» TASK REQUIREMENTS
Among the entries that follow, find the lines containing the string "chevron" and copy them.

= = = =

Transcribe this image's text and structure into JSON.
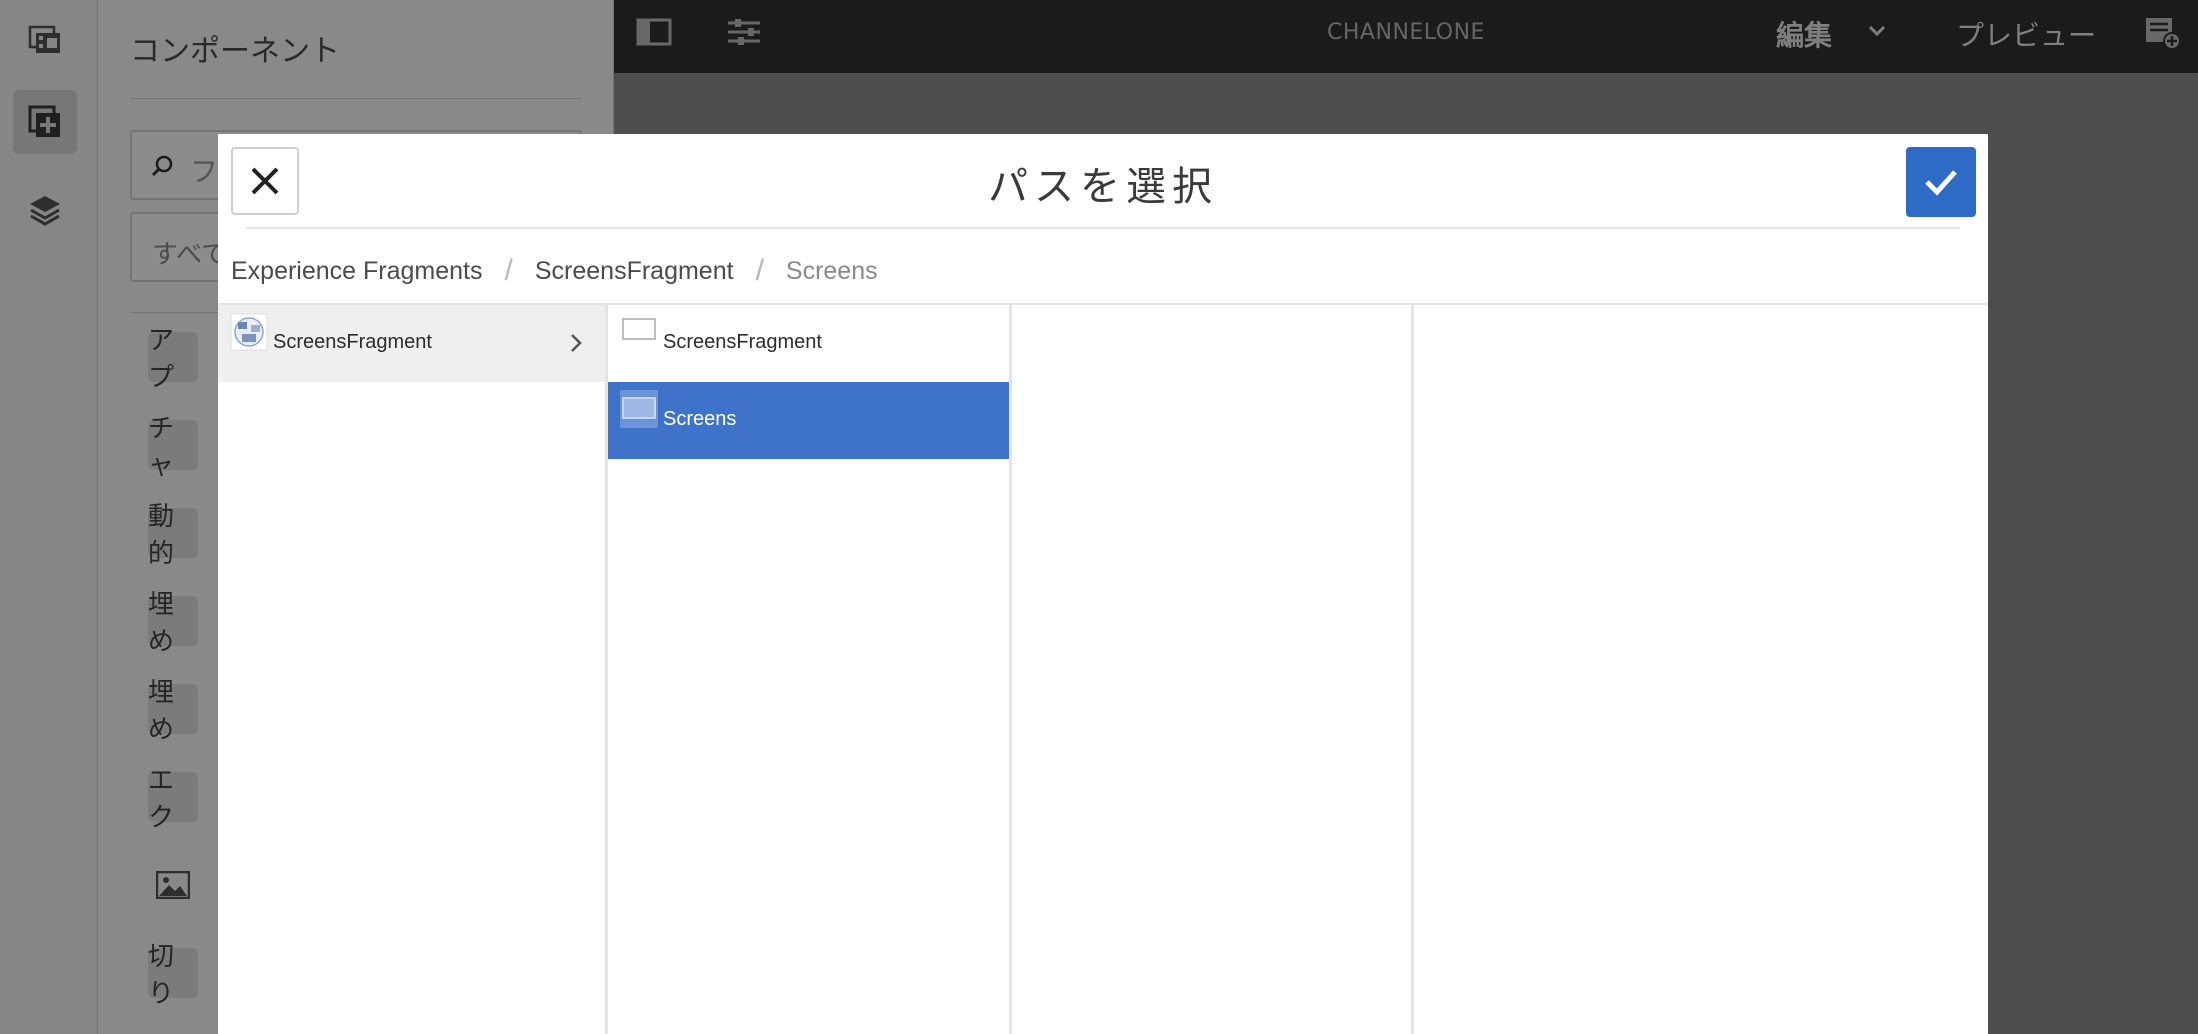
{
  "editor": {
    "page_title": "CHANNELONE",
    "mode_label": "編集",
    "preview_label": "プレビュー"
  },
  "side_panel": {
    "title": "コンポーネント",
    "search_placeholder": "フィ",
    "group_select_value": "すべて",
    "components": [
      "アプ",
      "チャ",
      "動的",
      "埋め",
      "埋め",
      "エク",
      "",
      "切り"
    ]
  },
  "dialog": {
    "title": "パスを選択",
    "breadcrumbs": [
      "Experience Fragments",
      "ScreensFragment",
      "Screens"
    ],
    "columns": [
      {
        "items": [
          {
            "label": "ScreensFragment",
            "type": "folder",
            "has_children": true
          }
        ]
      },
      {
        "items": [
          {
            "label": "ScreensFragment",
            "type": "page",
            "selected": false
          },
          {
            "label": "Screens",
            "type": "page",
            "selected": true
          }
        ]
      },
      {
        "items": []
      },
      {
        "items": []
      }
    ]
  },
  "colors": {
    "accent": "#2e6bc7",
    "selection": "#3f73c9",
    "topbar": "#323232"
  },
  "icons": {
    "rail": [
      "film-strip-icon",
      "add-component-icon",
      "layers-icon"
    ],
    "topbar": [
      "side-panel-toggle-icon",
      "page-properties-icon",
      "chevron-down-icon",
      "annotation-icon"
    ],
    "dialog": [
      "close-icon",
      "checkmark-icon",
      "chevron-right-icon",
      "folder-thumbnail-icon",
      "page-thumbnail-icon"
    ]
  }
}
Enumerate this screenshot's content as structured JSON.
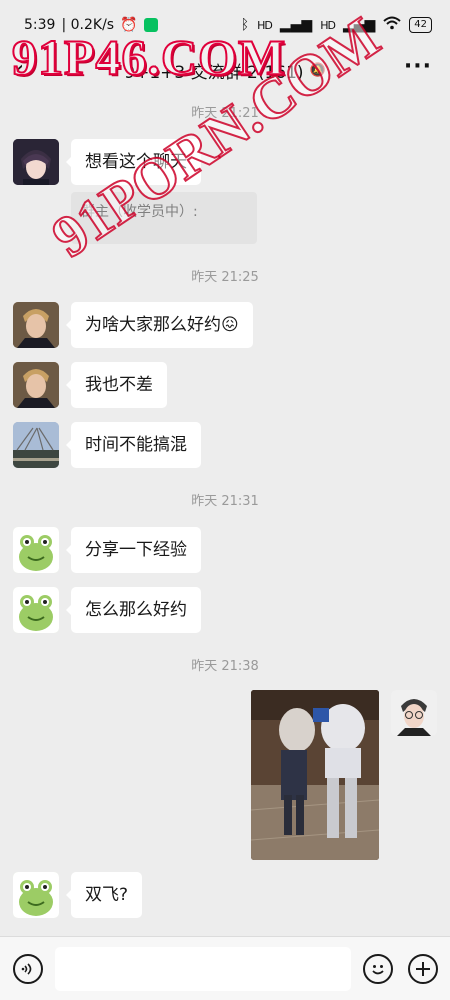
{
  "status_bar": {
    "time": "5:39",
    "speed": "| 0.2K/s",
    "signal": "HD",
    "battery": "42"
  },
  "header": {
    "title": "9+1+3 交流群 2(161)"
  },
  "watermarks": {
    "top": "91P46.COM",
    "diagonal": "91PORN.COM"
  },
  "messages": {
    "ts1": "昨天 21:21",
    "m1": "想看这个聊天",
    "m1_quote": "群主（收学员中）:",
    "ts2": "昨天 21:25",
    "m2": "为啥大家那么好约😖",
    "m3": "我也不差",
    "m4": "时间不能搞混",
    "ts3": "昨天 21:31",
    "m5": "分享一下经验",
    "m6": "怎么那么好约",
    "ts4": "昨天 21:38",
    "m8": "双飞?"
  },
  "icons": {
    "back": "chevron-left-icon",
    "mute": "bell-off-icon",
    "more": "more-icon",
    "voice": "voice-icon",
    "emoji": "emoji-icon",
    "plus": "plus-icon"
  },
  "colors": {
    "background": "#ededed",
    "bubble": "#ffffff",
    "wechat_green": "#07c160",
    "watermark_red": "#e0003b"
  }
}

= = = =

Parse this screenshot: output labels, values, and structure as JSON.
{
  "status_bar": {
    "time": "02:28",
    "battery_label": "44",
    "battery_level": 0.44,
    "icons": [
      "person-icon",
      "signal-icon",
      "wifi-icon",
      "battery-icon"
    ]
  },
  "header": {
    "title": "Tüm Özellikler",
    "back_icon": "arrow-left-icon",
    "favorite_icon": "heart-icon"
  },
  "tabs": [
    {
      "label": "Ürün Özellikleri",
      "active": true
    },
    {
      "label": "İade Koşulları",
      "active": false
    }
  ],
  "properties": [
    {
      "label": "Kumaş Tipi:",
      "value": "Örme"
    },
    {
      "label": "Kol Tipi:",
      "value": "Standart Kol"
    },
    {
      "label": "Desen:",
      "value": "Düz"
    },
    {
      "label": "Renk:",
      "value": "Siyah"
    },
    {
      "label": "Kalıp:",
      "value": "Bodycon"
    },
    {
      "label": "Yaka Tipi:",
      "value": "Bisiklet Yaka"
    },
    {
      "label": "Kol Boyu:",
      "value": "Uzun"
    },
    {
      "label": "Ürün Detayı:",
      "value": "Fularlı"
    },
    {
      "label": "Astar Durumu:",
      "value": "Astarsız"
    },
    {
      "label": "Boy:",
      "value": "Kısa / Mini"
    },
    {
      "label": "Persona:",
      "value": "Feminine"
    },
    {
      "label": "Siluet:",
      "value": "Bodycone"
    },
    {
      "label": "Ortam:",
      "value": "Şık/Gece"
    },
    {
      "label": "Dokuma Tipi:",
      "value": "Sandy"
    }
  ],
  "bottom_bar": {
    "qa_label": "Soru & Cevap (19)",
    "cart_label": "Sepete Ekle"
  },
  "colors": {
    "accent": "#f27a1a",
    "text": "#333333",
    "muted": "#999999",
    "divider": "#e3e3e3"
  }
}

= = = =

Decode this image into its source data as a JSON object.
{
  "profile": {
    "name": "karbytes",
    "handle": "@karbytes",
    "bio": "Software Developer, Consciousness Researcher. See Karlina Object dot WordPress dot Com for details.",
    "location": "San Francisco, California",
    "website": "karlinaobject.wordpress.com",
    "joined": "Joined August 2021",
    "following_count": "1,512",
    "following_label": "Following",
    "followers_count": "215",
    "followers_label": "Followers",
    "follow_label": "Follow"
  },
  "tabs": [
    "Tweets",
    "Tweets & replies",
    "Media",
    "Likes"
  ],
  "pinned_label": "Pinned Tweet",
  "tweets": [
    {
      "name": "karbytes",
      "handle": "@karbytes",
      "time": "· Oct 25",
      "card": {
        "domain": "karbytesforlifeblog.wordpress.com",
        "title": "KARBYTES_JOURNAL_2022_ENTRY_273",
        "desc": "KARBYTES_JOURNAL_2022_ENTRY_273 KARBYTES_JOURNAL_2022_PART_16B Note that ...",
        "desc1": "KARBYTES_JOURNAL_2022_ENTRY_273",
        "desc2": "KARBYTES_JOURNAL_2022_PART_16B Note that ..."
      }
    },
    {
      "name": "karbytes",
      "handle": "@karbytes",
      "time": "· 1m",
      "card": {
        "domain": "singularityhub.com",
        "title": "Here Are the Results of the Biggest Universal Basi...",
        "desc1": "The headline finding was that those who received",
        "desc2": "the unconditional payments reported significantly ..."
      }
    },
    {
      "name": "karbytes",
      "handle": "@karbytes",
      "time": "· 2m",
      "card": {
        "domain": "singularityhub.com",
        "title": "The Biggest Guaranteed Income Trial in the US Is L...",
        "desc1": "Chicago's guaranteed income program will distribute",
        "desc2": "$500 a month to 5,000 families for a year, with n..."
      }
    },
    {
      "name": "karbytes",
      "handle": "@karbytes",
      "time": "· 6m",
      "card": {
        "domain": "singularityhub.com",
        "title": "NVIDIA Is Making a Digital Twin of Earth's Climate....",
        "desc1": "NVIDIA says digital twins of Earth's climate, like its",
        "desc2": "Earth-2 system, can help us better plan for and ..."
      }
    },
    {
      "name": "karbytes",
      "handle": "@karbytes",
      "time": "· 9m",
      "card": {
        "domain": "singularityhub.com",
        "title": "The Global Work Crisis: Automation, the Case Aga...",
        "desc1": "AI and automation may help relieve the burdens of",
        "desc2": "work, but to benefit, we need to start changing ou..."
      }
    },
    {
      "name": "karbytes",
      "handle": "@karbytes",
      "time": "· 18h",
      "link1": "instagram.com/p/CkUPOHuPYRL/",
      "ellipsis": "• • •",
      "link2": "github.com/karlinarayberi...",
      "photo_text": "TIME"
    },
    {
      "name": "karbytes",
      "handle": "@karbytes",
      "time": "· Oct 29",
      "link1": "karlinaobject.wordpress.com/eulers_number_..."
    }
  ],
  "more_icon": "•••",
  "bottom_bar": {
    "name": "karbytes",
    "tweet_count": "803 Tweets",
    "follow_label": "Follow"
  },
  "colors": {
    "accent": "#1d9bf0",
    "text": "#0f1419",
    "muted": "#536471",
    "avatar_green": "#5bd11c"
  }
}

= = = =

» SOLUTION TO THE EXERCISE
      "chevron-down-icon",
      "chevron-right-icon",
    "back": "chevron-left-icon",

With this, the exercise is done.